Task to carry out:
Please retype all of the entries that follow, leaving the images out.

+--

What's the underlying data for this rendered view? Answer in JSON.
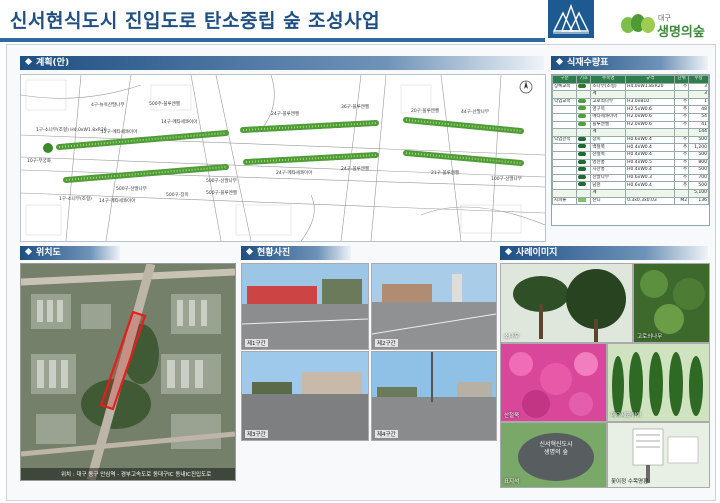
{
  "header": {
    "title": "신서현식도시 진입도로 탄소중립 숲 조성사업",
    "brand_sub": "대구",
    "brand": "생명의숲"
  },
  "sections": {
    "plan": "계획(안)",
    "materials": "식재수량표",
    "location": "위치도",
    "photos": "현황사진",
    "examples": "사례이미지"
  },
  "plan_labels": [
    "1구-소나무(조형) H4.0xW1.8xR20",
    "4구-뉴욕산딸나무",
    "14구-메타세콰이아",
    "12구-메타세콰이아",
    "500주-블루엔젤",
    "24구-블루엔젤",
    "36구-블루엔젤",
    "44구-산딸나무",
    "24구-메타세콰이아",
    "500구-산딸나무",
    "20구-블루엔젤",
    "10구-무궁화",
    "500구-산딸나무",
    "1구-소나무(조형)",
    "14구-메타세콰이아",
    "500구-장미",
    "24구-블루엔젤",
    "21구-블루엔젤",
    "100구-산딸나무",
    "500구-블루엔젤"
  ],
  "materials": {
    "columns": [
      "구분",
      "기호",
      "수목명",
      "규격",
      "단위",
      "수량"
    ],
    "rows": [
      [
        "상록교목",
        "pine",
        "소나무(조형)",
        "H4.0xW1.8xR20",
        "주",
        "3"
      ],
      [
        "",
        "",
        "계",
        "",
        "",
        "3"
      ],
      [
        "낙엽교목",
        "tree",
        "고로쇠나무",
        "H3.0xB10",
        "주",
        "1"
      ],
      [
        "",
        "tree",
        "영구목",
        "H2.5xW0.6",
        "주",
        "48"
      ],
      [
        "",
        "tree",
        "메타세콰이아",
        "H2.0xW0.6",
        "주",
        "54"
      ],
      [
        "",
        "tree",
        "블루엔젤",
        "H2.0xW0.6",
        "주",
        "41"
      ],
      [
        "",
        "",
        "계",
        "",
        "",
        "144"
      ],
      [
        "낙엽관목",
        "shrub",
        "장미",
        "H0.6xW0.4",
        "주",
        "500"
      ],
      [
        "",
        "shrub",
        "백철쭉",
        "H0.4xW0.4",
        "주",
        "1,200"
      ],
      [
        "",
        "shrub",
        "산철쭉",
        "H0.4xW0.4",
        "주",
        "500"
      ],
      [
        "",
        "shrub",
        "영산홍",
        "H0.4xW0.5",
        "주",
        "800"
      ],
      [
        "",
        "shrub",
        "자산홍",
        "H0.4xW0.4",
        "주",
        "500"
      ],
      [
        "",
        "shrub",
        "산딸나무",
        "H0.6xW0.3",
        "주",
        "700"
      ],
      [
        "",
        "shrub",
        "남천",
        "H0.6xW0.4",
        "주",
        "500"
      ],
      [
        "",
        "",
        "계",
        "",
        "",
        "5,100"
      ],
      [
        "지피류",
        "grass",
        "잔디",
        "0.3x0.3x0.03",
        "M2",
        "136"
      ]
    ]
  },
  "map": {
    "caption": "위치 : 대구 동구 안심역 - 경부고속도로 동대구IC 동내IC진입도로"
  },
  "photos": [
    "제1구간",
    "제2구간",
    "제3구간",
    "제4구간"
  ],
  "examples": [
    "소나무",
    "고로쇠나무",
    "산철쭉",
    "메타세콰이아",
    "표지석",
    "꽃이정 수목명판"
  ],
  "stone_text": "신서혁신도시\n생명의 숲",
  "colors": {
    "title_blue": "#1f4f82",
    "brand_green": "#3f8a3a",
    "route_red": "#e0201c"
  }
}
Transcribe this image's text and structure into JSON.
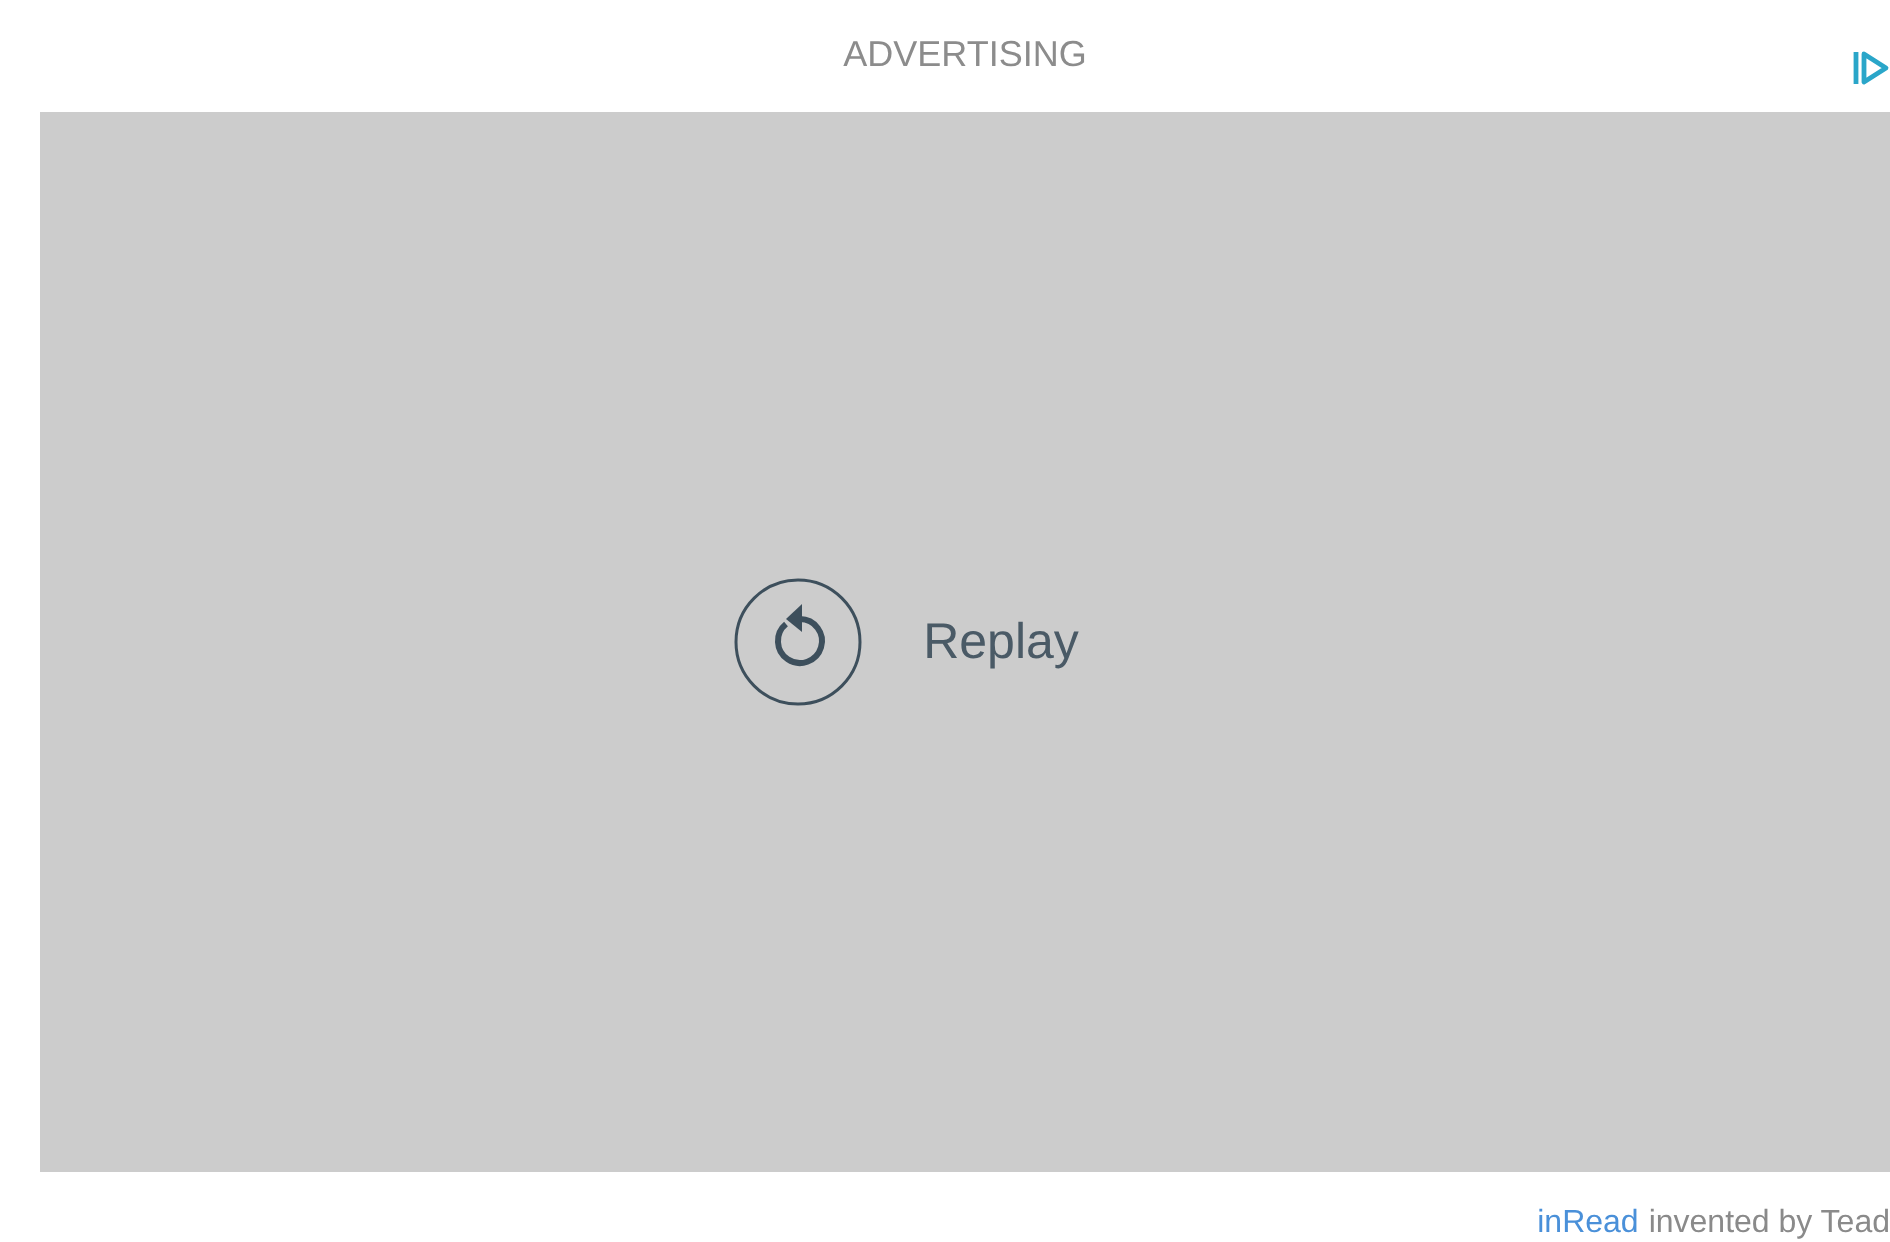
{
  "header": {
    "label": "ADVERTISING"
  },
  "player": {
    "replay_label": "Replay"
  },
  "footer": {
    "link": "inRead",
    "text": "invented by Tead"
  }
}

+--

Output for this task:
What's the underlying data for this rendered view? Answer in JSON.
{
  "header": {
    "title": "신서현식도시 진입도로 탄소중립 숲 조성사업",
    "brand_sub": "대구",
    "brand": "생명의숲"
  },
  "sections": {
    "plan": "계획(안)",
    "materials": "식재수량표",
    "location": "위치도",
    "photos": "현황사진",
    "examples": "사례이미지"
  },
  "plan_labels": [
    "1구-소나무(조형) H4.0xW1.8xR20",
    "4구-뉴욕산딸나무",
    "14구-메타세콰이아",
    "12구-메타세콰이아",
    "500주-블루엔젤",
    "24구-블루엔젤",
    "36구-블루엔젤",
    "44구-산딸나무",
    "24구-메타세콰이아",
    "500구-산딸나무",
    "20구-블루엔젤",
    "10구-무궁화",
    "500구-산딸나무",
    "1구-소나무(조형)",
    "14구-메타세콰이아",
    "500구-장미",
    "24구-블루엔젤",
    "21구-블루엔젤",
    "100구-산딸나무",
    "500구-블루엔젤"
  ],
  "materials": {
    "columns": [
      "구분",
      "기호",
      "수목명",
      "규격",
      "단위",
      "수량"
    ],
    "rows": [
      [
        "상록교목",
        "pine",
        "소나무(조형)",
        "H4.0xW1.8xR20",
        "주",
        "3"
      ],
      [
        "",
        "",
        "계",
        "",
        "",
        "3"
      ],
      [
        "낙엽교목",
        "tree",
        "고로쇠나무",
        "H3.0xB10",
        "주",
        "1"
      ],
      [
        "",
        "tree",
        "영구목",
        "H2.5xW0.6",
        "주",
        "48"
      ],
      [
        "",
        "tree",
        "메타세콰이아",
        "H2.0xW0.6",
        "주",
        "54"
      ],
      [
        "",
        "tree",
        "블루엔젤",
        "H2.0xW0.6",
        "주",
        "41"
      ],
      [
        "",
        "",
        "계",
        "",
        "",
        "144"
      ],
      [
        "낙엽관목",
        "shrub",
        "장미",
        "H0.6xW0.4",
        "주",
        "500"
      ],
      [
        "",
        "shrub",
        "백철쭉",
        "H0.4xW0.4",
        "주",
        "1,200"
      ],
      [
        "",
        "shrub",
        "산철쭉",
        "H0.4xW0.4",
        "주",
        "500"
      ],
      [
        "",
        "shrub",
        "영산홍",
        "H0.4xW0.5",
        "주",
        "800"
      ],
      [
        "",
        "shrub",
        "자산홍",
        "H0.4xW0.4",
        "주",
        "500"
      ],
      [
        "",
        "shrub",
        "산딸나무",
        "H0.6xW0.3",
        "주",
        "700"
      ],
      [
        "",
        "shrub",
        "남천",
        "H0.6xW0.4",
        "주",
        "500"
      ],
      [
        "",
        "",
        "계",
        "",
        "",
        "5,100"
      ],
      [
        "지피류",
        "grass",
        "잔디",
        "0.3x0.3x0.03",
        "M2",
        "136"
      ]
    ]
  },
  "map": {
    "caption": "위치 : 대구 동구 안심역 - 경부고속도로 동대구IC 동내IC진입도로"
  },
  "photos": [
    "제1구간",
    "제2구간",
    "제3구간",
    "제4구간"
  ],
  "examples": [
    "소나무",
    "고로쇠나무",
    "산철쭉",
    "메타세콰이아",
    "표지석",
    "꽃이정 수목명판"
  ],
  "stone_text": "신서혁신도시\n생명의 숲",
  "colors": {
    "title_blue": "#1f4f82",
    "brand_green": "#3f8a3a",
    "route_red": "#e0201c"
  }
}
Transcribe this image's text and structure into JSON.
{
  "header": {
    "label": "ADVERTISING"
  },
  "player": {
    "replay_label": "Replay"
  },
  "footer": {
    "link": "inRead",
    "text": "invented by Tead"
  }
}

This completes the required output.